▶ WHAT YOU ARE ASKED TO DO:
Work out the number of lines below containing the word "シーンコレクション" and give nothing besides it.

▶ THE RECORDS:
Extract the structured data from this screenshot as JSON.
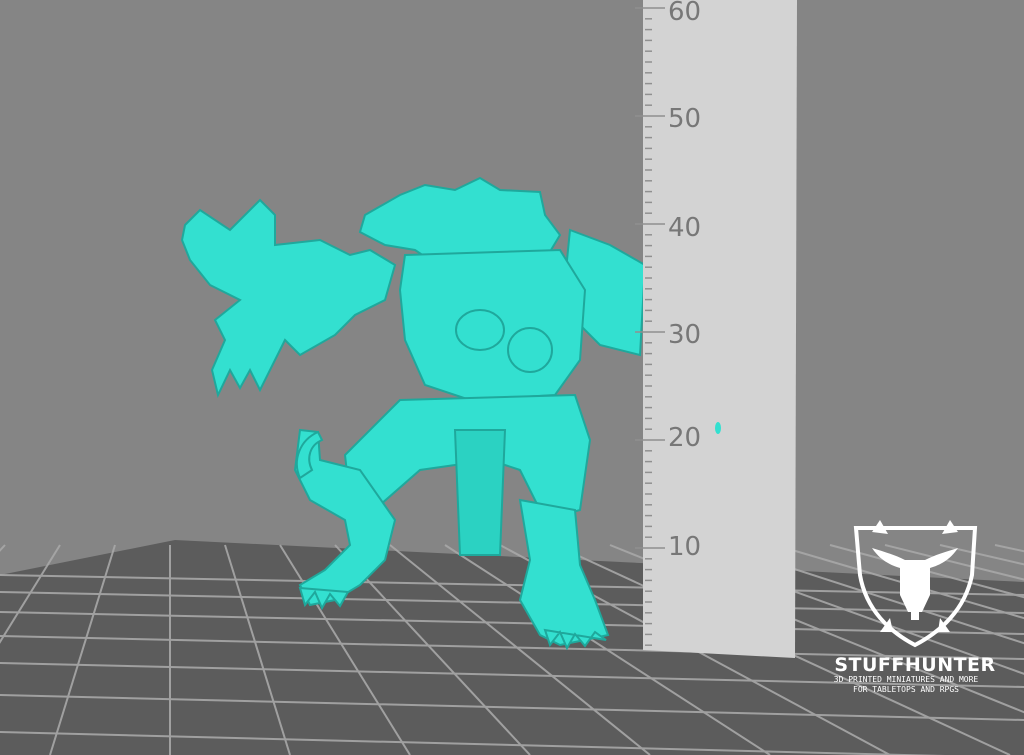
{
  "scene": {
    "background_color": "#858585",
    "floor_color": "#5c5c5c",
    "grid_color": "#a8a8a8",
    "model_color": "#33e0d0",
    "model_shadow_color": "#1fa89c",
    "ruler_color": "#d3d3d3"
  },
  "ruler": {
    "labels": [
      "60",
      "50",
      "40",
      "30",
      "20",
      "10"
    ]
  },
  "watermark": {
    "brand": "STUFFHUNTER",
    "tagline_1": "3D PRINTED MINIATURES AND MORE",
    "tagline_2": "FOR TABLETOPS AND RPGS",
    "logo_icon": "bull-skull-shield-icon"
  }
}
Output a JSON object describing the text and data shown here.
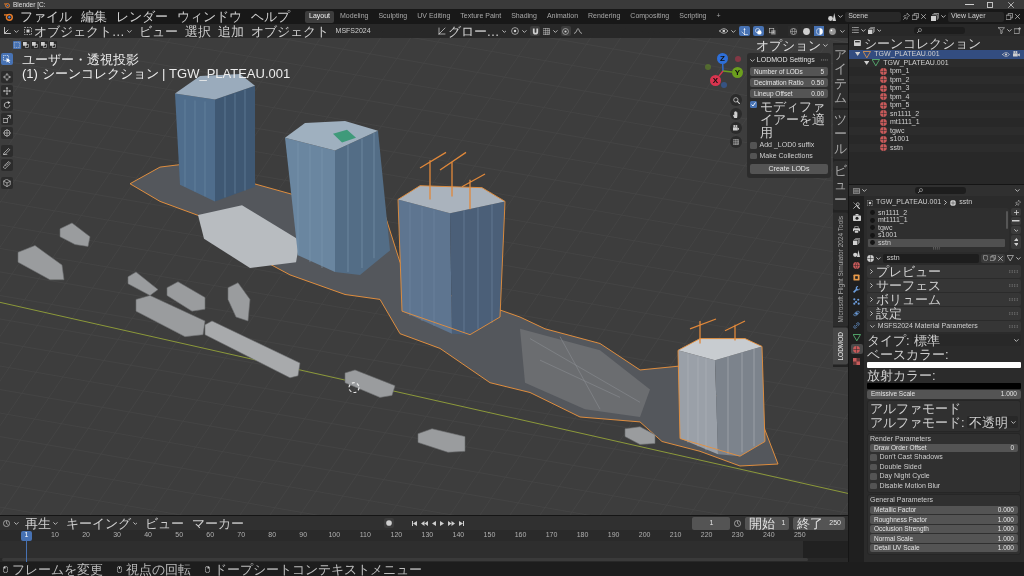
{
  "window": {
    "title": "Blender [C:"
  },
  "menu": [
    "ファイル",
    "編集",
    "レンダー",
    "ウィンドウ",
    "ヘルプ"
  ],
  "workspaces": [
    {
      "label": "Layout",
      "selected": true
    },
    {
      "label": "Modeling",
      "selected": false
    },
    {
      "label": "Sculpting",
      "selected": false
    },
    {
      "label": "UV Editing",
      "selected": false
    },
    {
      "label": "Texture Paint",
      "selected": false
    },
    {
      "label": "Shading",
      "selected": false
    },
    {
      "label": "Animation",
      "selected": false
    },
    {
      "label": "Rendering",
      "selected": false
    },
    {
      "label": "Compositing",
      "selected": false
    },
    {
      "label": "Scripting",
      "selected": false
    }
  ],
  "add_workspace": "+",
  "scene": "Scene",
  "view_layer": "View Layer",
  "viewport": {
    "mode": "オブジェクト…",
    "menus": [
      "ビュー",
      "選択",
      "追加",
      "オブジェクト",
      "MSFS2024"
    ],
    "orientation": "グロー…",
    "toggles": [
      {
        "kind": "gizmo",
        "on": true
      },
      {
        "kind": "overlay",
        "on": true
      },
      {
        "kind": "xray",
        "on": false
      }
    ],
    "shading": [
      {
        "kind": "wireframe",
        "selected": false
      },
      {
        "kind": "solid",
        "selected": false
      },
      {
        "kind": "material",
        "selected": true
      },
      {
        "kind": "rendered",
        "selected": false
      }
    ],
    "select_modes": [
      {
        "kind": "new",
        "selected": true
      },
      {
        "kind": "extend",
        "selected": false
      },
      {
        "kind": "subtract",
        "selected": false
      },
      {
        "kind": "difference",
        "selected": false
      },
      {
        "kind": "intersect",
        "selected": false
      }
    ],
    "options": "オプション",
    "view_name": "ユーザー・透視投影",
    "collection_info": "(1) シーンコレクション | TGW_PLATEAU.001",
    "tools": [
      {
        "kind": "select",
        "selected": true
      },
      {
        "kind": "cursor",
        "selected": false
      },
      {
        "kind": "move",
        "selected": false
      },
      {
        "kind": "rotate",
        "selected": false
      },
      {
        "kind": "scale",
        "selected": false
      },
      {
        "kind": "transform",
        "selected": false
      },
      {
        "kind": "annotate",
        "selected": false
      },
      {
        "kind": "measure",
        "selected": false
      },
      {
        "kind": "add-cube",
        "selected": false
      }
    ],
    "gizmo": [
      {
        "label": "Z",
        "color": "#2e6fd8"
      },
      {
        "label": "Y",
        "color": "#6c9f1e"
      },
      {
        "label": "X",
        "color": "#d9344f"
      }
    ],
    "sidebar_tabs": [
      {
        "kind": "stacked",
        "label": "アイテム",
        "selected": false
      },
      {
        "kind": "stacked",
        "label": "ツール",
        "selected": false
      },
      {
        "kind": "stacked",
        "label": "ビュー",
        "selected": false
      },
      {
        "kind": "rotated",
        "label": "Microsoft Flight Simulator 2024 Tools",
        "selected": false
      },
      {
        "kind": "rotated",
        "label": "LODMOD",
        "selected": true
      }
    ]
  },
  "lodmod": {
    "title": "LODMOD Settings",
    "expanded": true,
    "fields": [
      {
        "label": "Number of LODs",
        "value": "5"
      },
      {
        "label": "Decimation Ratio",
        "value": "0.50"
      },
      {
        "label": "Lineup Offset",
        "value": "0.00"
      }
    ],
    "checkboxes": [
      {
        "label": "モディファイアーを適用",
        "checked": true
      },
      {
        "label": "Add _LOD0 suffix",
        "checked": false
      },
      {
        "label": "Make Collections",
        "checked": false
      }
    ],
    "button": "Create LODs"
  },
  "outliner": {
    "root": {
      "label": "シーンコレクション"
    },
    "items": [
      {
        "kind": "object",
        "label": "TGW_PLATEAU.001",
        "selected": true,
        "expanded": true,
        "visible": true,
        "children": [
          {
            "kind": "mesh",
            "label": "TGW_PLATEAU.001",
            "selected": false,
            "expanded": true,
            "children": [
              {
                "kind": "material",
                "label": "tpm_1",
                "selected": false
              },
              {
                "kind": "material",
                "label": "tpm_2",
                "selected": false
              },
              {
                "kind": "material",
                "label": "tpm_3",
                "selected": false
              },
              {
                "kind": "material",
                "label": "tpm_4",
                "selected": false
              },
              {
                "kind": "material",
                "label": "tpm_5",
                "selected": false
              },
              {
                "kind": "material",
                "label": "sn1111_2",
                "selected": false
              },
              {
                "kind": "material",
                "label": "mt1111_1",
                "selected": false
              },
              {
                "kind": "material",
                "label": "tgwc",
                "selected": false
              },
              {
                "kind": "material",
                "label": "s1001",
                "selected": false
              },
              {
                "kind": "material",
                "label": "sstn",
                "selected": false
              }
            ]
          }
        ]
      }
    ]
  },
  "properties": {
    "tabs": [
      {
        "kind": "tool",
        "selected": false
      },
      {
        "kind": "render",
        "selected": false
      },
      {
        "kind": "output",
        "selected": false
      },
      {
        "kind": "view-layer",
        "selected": false
      },
      {
        "kind": "scene",
        "selected": false
      },
      {
        "kind": "world",
        "selected": false
      },
      {
        "kind": "object",
        "selected": false
      },
      {
        "kind": "modifier",
        "selected": false
      },
      {
        "kind": "particles",
        "selected": false
      },
      {
        "kind": "physics",
        "selected": false
      },
      {
        "kind": "constraints",
        "selected": false
      },
      {
        "kind": "data",
        "selected": false
      },
      {
        "kind": "material",
        "selected": true
      },
      {
        "kind": "texture",
        "selected": false
      }
    ],
    "breadcrumb": [
      "TGW_PLATEAU.001",
      "sstn"
    ],
    "slots": [
      {
        "label": "sn1111_2",
        "selected": false
      },
      {
        "label": "mt1111_1",
        "selected": false
      },
      {
        "label": "tgwc",
        "selected": false
      },
      {
        "label": "s1001",
        "selected": false
      },
      {
        "label": "sstn",
        "selected": true
      }
    ],
    "material": "sstn",
    "panels": [
      {
        "label": "プレビュー",
        "expanded": false
      },
      {
        "label": "サーフェス",
        "expanded": false
      },
      {
        "label": "ボリューム",
        "expanded": false
      },
      {
        "label": "設定",
        "expanded": false
      },
      {
        "label": "MSFS2024 Material Parameters",
        "expanded": true,
        "body": {
          "type": {
            "label": "タイプ:",
            "value": "標準"
          },
          "base_color": {
            "label": "ベースカラー:",
            "color": "#ffffff"
          },
          "emissive_color": {
            "label": "放射カラー:",
            "color": "#000000"
          },
          "emissive_scale": {
            "label": "Emissive Scale",
            "value": "1.000"
          },
          "alpha": {
            "title": "アルファモード",
            "label": "アルファモード:",
            "value": "不透明"
          },
          "render": {
            "title": "Render Parameters",
            "fields": [
              {
                "label": "Draw Order Offset",
                "value": "0"
              }
            ],
            "checkboxes": [
              {
                "label": "Don't Cast Shadows",
                "checked": false
              },
              {
                "label": "Double Sided",
                "checked": false
              },
              {
                "label": "Day Night Cycle",
                "checked": false
              },
              {
                "label": "Disable Motion Blur",
                "checked": false
              }
            ]
          },
          "general": {
            "title": "General Parameters",
            "fields": [
              {
                "label": "Metallic Factor",
                "value": "0.000"
              },
              {
                "label": "Roughness Factor",
                "value": "1.000"
              },
              {
                "label": "Occlusion Strength",
                "value": "1.000"
              },
              {
                "label": "Normal Scale",
                "value": "1.000"
              },
              {
                "label": "Detail UV Scale",
                "value": "1.000"
              }
            ]
          }
        }
      }
    ]
  },
  "timeline": {
    "menus": [
      {
        "label": "再生",
        "dropdown": true
      },
      {
        "label": "キーイング",
        "dropdown": true
      },
      {
        "label": "ビュー",
        "dropdown": false
      },
      {
        "label": "マーカー",
        "dropdown": false
      }
    ],
    "frame": "1",
    "start_label": "開始",
    "start": "1",
    "end_label": "終了",
    "end": "250",
    "current_frame": "1",
    "ticks": [
      "10",
      "20",
      "30",
      "40",
      "50",
      "60",
      "70",
      "80",
      "90",
      "100",
      "110",
      "120",
      "130",
      "140",
      "150",
      "160",
      "170",
      "180",
      "190",
      "200",
      "210",
      "220",
      "230",
      "240",
      "250"
    ]
  },
  "status_bar": [
    {
      "kind": "left",
      "label": "フレームを変更"
    },
    {
      "kind": "middle",
      "label": "視点の回転"
    },
    {
      "kind": "right",
      "label": "ドープシートコンテキストメニュー"
    }
  ]
}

▶ RESULT OF THIS TASK:
2